I cannot speak to constitutional law, but I can speak to grammar and sentence structure, which anyone should acknowledge was probably more intimately studied and practiced in the 18th century than it is today.
The document that we call The Constitution was constructed on sets of conditional clauses, reasons and explanations. The preamble, the thesis statement if you will, is the sentence that sets the grounds for everything that follows: "We the People of the United States (the who part of the statement), in Order to form a more perfect Union, establish Justice, insure domestic Tranquility, provide for the common defense, promote the general Welfare, and secure the Blessings of Liberty to ourselves and our Posterity (the why part of the statement), do ordain and establish this Constitution for the United States of America (the what part of the statement)."

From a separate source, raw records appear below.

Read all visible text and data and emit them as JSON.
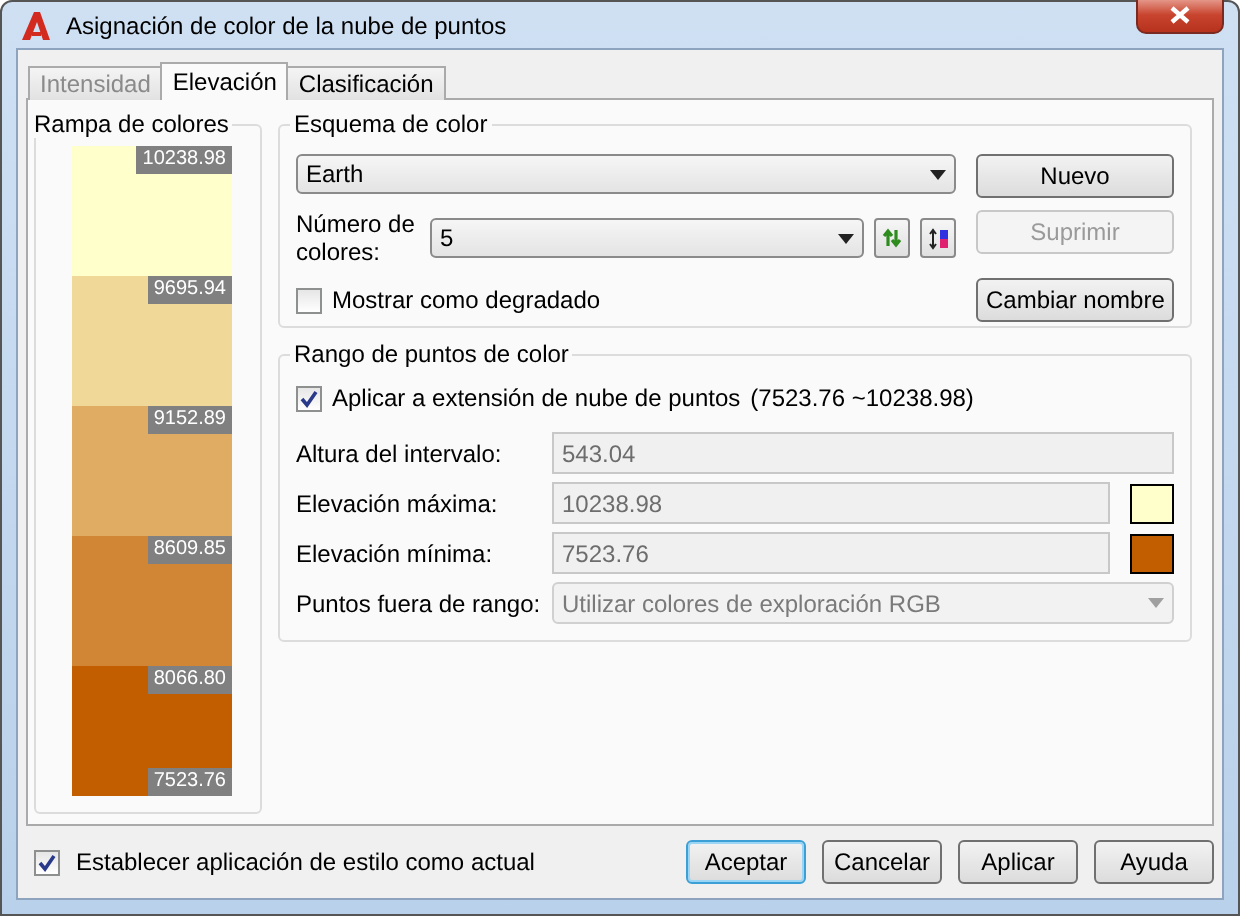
{
  "window": {
    "title": "Asignación de color de la nube de puntos"
  },
  "tabs": [
    {
      "label": "Intensidad",
      "selected": false,
      "disabled": true
    },
    {
      "label": "Elevación",
      "selected": true,
      "disabled": false
    },
    {
      "label": "Clasificación",
      "selected": false,
      "disabled": false
    }
  ],
  "color_ramp": {
    "title": "Rampa de colores",
    "bands": [
      {
        "color": "#ffffcc"
      },
      {
        "color": "#f0d898"
      },
      {
        "color": "#e0ac64"
      },
      {
        "color": "#d08634"
      },
      {
        "color": "#c25e00"
      }
    ],
    "labels": [
      "10238.98",
      "9695.94",
      "9152.89",
      "8609.85",
      "8066.80",
      "7523.76"
    ]
  },
  "color_scheme": {
    "title": "Esquema de color",
    "scheme": {
      "value": "Earth"
    },
    "count_label": "Número de colores:",
    "count": {
      "value": "5"
    },
    "show_gradient": {
      "label": "Mostrar como degradado",
      "checked": false
    },
    "buttons": [
      {
        "label": "Nuevo",
        "disabled": false
      },
      {
        "label": "Suprimir",
        "disabled": true
      },
      {
        "label": "Cambiar nombre",
        "disabled": false
      }
    ]
  },
  "color_range": {
    "title": "Rango de puntos de color",
    "apply_extent": {
      "label": "Aplicar a extensión de nube de puntos",
      "range": "(7523.76 ~10238.98)",
      "checked": true
    },
    "fields": [
      {
        "label": "Altura del intervalo:",
        "value": "543.04",
        "disabled": true
      },
      {
        "label": "Elevación máxima:",
        "value": "10238.98",
        "disabled": true,
        "color": "#ffffcc"
      },
      {
        "label": "Elevación mínima:",
        "value": "7523.76",
        "disabled": true,
        "color": "#c25e00"
      }
    ],
    "out_of_range": {
      "label": "Puntos fuera de rango:",
      "value": "Utilizar colores de exploración RGB",
      "disabled": true
    }
  },
  "set_current": {
    "label": "Establecer aplicación de estilo como actual",
    "checked": true
  },
  "buttons": [
    {
      "label": "Aceptar",
      "default": true
    },
    {
      "label": "Cancelar",
      "default": false
    },
    {
      "label": "Aplicar",
      "default": false
    },
    {
      "label": "Ayuda",
      "default": false
    }
  ]
}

That would mean that everything that follows MUST support the WHY part of the statement. Then we skip to the second amendment, which so many like to flaunt and debate. It in itself is another conditional statement: "A well regulated Militia, being necessary to the security of a free State (the why part of the statement), the right of the people to keep and bear Arms, shall not be infringed (the what part of the statement)."
The second part of the statement cannot stand without the first, and the first does not state, in order to ensure personal safety, in order to hunt or in order to shoot 20 defenseless first-graders.
- Kim Ferraro, Crown Point